The country’s deputy chief of mission in New Delhi, Dana Kursh, said a host of meetings were held with top Indian policy-makers to understand where and how her country can pitch in – primarily in terms of technology.
“A memorandum of understanding (MoU) between the two countries is going to be signed in a few weeks, on the potential ways Israel can participate, with respect to water management and Ganga rejuvenation,” Kursh said at a press conference here also addressed by two water experts from Israel.
While Oded Distel is the head of Israel’s NewTech Program that overseas the National Water and Renewable Energy Programme in the Ministry of Economy, Yoram Oren is an expert on water issues at the Ben Gurion University.
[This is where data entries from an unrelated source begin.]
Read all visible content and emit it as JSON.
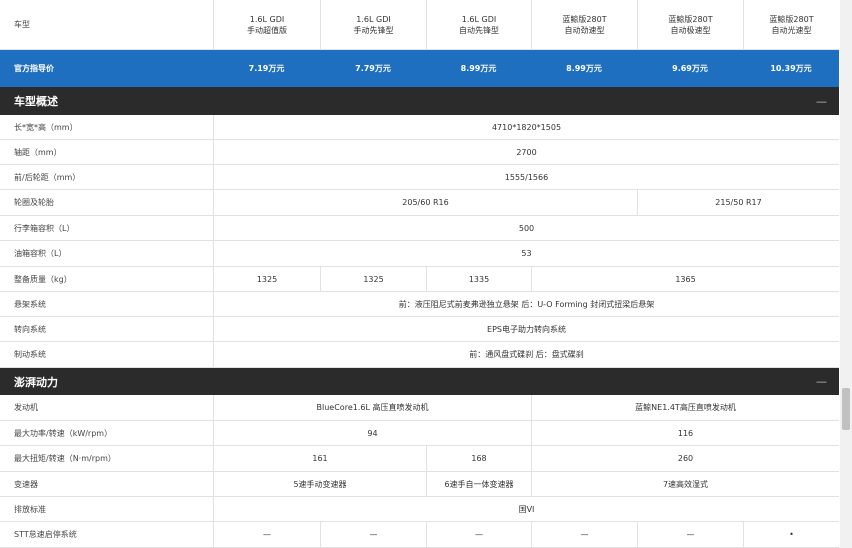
{
  "header": {
    "label": "车型",
    "models": [
      {
        "line1": "1.6L GDI",
        "line2": "手动超值版"
      },
      {
        "line1": "1.6L GDI",
        "line2": "手动先锋型"
      },
      {
        "line1": "1.6L GDI",
        "line2": "自动先锋型"
      },
      {
        "line1": "蓝鲸版280T",
        "line2": "自动劲速型"
      },
      {
        "line1": "蓝鲸版280T",
        "line2": "自动极速型"
      },
      {
        "line1": "蓝鲸版280T",
        "line2": "自动光速型"
      }
    ]
  },
  "price": {
    "label": "官方指导价",
    "values": [
      "7.19万元",
      "7.79万元",
      "8.99万元",
      "8.99万元",
      "9.69万元",
      "10.39万元"
    ]
  },
  "sections": [
    {
      "title": "车型概述",
      "collapse": "—"
    },
    {
      "title": "澎湃动力",
      "collapse": "—"
    }
  ],
  "rows": {
    "dims": {
      "label": "长*宽*高（mm）",
      "v": "4710*1820*1505"
    },
    "wheelbase": {
      "label": "轴距（mm）",
      "v": "2700"
    },
    "track": {
      "label": "前/后轮距（mm）",
      "v": "1555/1566"
    },
    "tires": {
      "label": "轮圈及轮胎",
      "a": "205/60 R16",
      "b": "215/50 R17"
    },
    "trunk": {
      "label": "行李箱容积（L）",
      "v": "500"
    },
    "fuel": {
      "label": "油箱容积（L）",
      "v": "53"
    },
    "weight": {
      "label": "整备质量（kg）",
      "a": "1325",
      "b": "1325",
      "c": "1335",
      "d": "1365"
    },
    "suspension": {
      "label": "悬架系统",
      "v": "前：液压阻尼式前麦弗逊独立悬架 后：U-O Forming 封闭式扭梁后悬架"
    },
    "steering": {
      "label": "转向系统",
      "v": "EPS电子助力转向系统"
    },
    "brake": {
      "label": "制动系统",
      "v": "前：通风盘式碟刹 后：盘式碟刹"
    },
    "engine": {
      "label": "发动机",
      "a": "BlueCore1.6L 高压直喷发动机",
      "b": "蓝鲸NE1.4T高压直喷发动机"
    },
    "power": {
      "label": "最大功率/转速（kW/rpm）",
      "a": "94",
      "b": "116"
    },
    "torque": {
      "label": "最大扭矩/转速（N·m/rpm）",
      "a": "161",
      "b": "168",
      "c": "260"
    },
    "gearbox": {
      "label": "变速器",
      "a": "5速手动变速器",
      "b": "6速手自一体变速器",
      "c": "7速高效湿式"
    },
    "emission": {
      "label": "排放标准",
      "v": "国VI"
    },
    "stt": {
      "label": "STT怠速启停系统",
      "values": [
        "—",
        "—",
        "—",
        "—",
        "—",
        "•"
      ]
    }
  }
}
At the press conference, the experts said Israel re-claims 78 percent of its waste water – which they said was the highest in the world, followed by Spain with 12 percent.
Israel also produces nearly 40 percent of its water through seawater desalination, according to the experts.
“There are eight seawater desalination plants in Chennai and other places in south India, which are being run in coordination with Israeli companies,” Kursh added.
The experts also said there were other areas as well related to water in which Israel was keen to partner India, notably treatment, effluent management and use of renewable energy in this area.
Distel said Israel was also keen that Indian companies and institutions participate in large numbers at the upcoming Watec 2015, considered the world’s biggest conference on water technologies and environmental control.
The three-day event is scheduled to open on October 13 in Tel Aviv, a city on the Israeli Mediterranean coast.
The embassy officials said that the itinerary of the experts also included visits to states like Maharashtra, Andhra Pradesh, Rajasthan, Gujarat, Delhi and Uttar Pradesh.